The choice seemed so natural that when I realised I couldn’t do anything else but quit, it was like a fog had been lifted from my view. But if making that choice was natural and in the end easy, quitting my job was not. Working as a talent agent is not like any other office job, it’s so much more than that, especially when you have just three fulltime staff in the office, they become like a family rather than people you work with. Then there’s the clients, you’re the guy in the corner for people who are sensitive and must deal with rejection on a daily basis. When everyone and the world appears to be against them, you’re on their side, fighting the fight. You feel the up’s and down’s with them, I didn’t know how it was for other agents but I felt so emotionally involved that I had to peg that back some days.
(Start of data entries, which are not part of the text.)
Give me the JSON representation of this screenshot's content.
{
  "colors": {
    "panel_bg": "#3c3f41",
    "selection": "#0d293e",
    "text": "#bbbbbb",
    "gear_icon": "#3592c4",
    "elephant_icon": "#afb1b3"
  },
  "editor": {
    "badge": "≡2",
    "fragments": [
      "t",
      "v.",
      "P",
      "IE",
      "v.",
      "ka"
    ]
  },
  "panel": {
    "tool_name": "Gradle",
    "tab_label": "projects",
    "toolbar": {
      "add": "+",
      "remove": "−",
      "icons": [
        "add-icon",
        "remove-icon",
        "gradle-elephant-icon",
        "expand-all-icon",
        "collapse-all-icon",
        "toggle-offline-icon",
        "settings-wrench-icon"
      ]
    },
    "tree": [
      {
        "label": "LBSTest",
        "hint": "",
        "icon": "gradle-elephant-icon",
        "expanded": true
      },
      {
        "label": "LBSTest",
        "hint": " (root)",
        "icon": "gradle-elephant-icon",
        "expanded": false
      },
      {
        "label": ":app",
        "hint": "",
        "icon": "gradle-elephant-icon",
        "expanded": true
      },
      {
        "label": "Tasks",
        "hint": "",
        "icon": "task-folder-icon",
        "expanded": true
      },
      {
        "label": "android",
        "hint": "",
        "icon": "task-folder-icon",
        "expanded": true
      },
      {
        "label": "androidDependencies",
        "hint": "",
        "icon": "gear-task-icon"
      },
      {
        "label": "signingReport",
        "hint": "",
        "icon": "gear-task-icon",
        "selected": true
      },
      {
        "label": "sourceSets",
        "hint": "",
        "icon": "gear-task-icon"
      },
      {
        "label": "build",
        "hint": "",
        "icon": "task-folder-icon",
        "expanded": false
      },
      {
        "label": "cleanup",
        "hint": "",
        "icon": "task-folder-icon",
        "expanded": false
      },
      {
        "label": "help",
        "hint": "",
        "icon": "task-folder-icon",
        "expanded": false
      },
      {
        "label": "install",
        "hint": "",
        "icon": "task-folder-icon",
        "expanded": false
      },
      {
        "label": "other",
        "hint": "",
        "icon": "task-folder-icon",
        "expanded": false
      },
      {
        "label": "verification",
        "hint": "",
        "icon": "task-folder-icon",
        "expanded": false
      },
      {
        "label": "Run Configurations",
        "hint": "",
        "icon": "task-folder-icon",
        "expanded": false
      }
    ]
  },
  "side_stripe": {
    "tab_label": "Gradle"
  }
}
Of course it wasn’t always like that, but the relationships I had formed were strong and I felt a passionate bond for so many of the clients that the thought of leaving them and not being in their lives was actually really hard to grasp. Funnily enough, it was them who understood my decision the most, because I was becoming like them. Living on a hope and a dream, following my passions, not knowing when the next job will come, and trying to maintain an unshakeable self belief. The responses from them, my boss and workmates, the general industry, and my friends and family was really heart warming and gave me a lot of strength in the decision.
There were good days and bad days in the four months between making the decision and my final date at the agency. Some days I would struggle with it, questioning and examining the decision, constantly fighting grand wars against my own internal fears, and always trying to remain positive even when my bank account suggested otherwise. Life is what you make it, and I realised that I’d rather regret not making the decision than regret a decision made that failed. I realised that if I worried about things like money etc or waited for the ‘right time’, I would always be waiting, the only right time is the time you do it! Sometimes if you put something so strongly out into the universe, it’ll be reflected back at you twice as strong. But if you want it, you first have to put it out there. As it’s often said there is no reward without risk, and hopefully one day in the future I’ll look back at this moment as the moment that changed everything. Fight your fears and go after what you want, surely there’s no other way to live right?
I’m going to write more on this new path in my ‘Changing Direction’ blog series, hopefully you’ll join me on this crazy new road.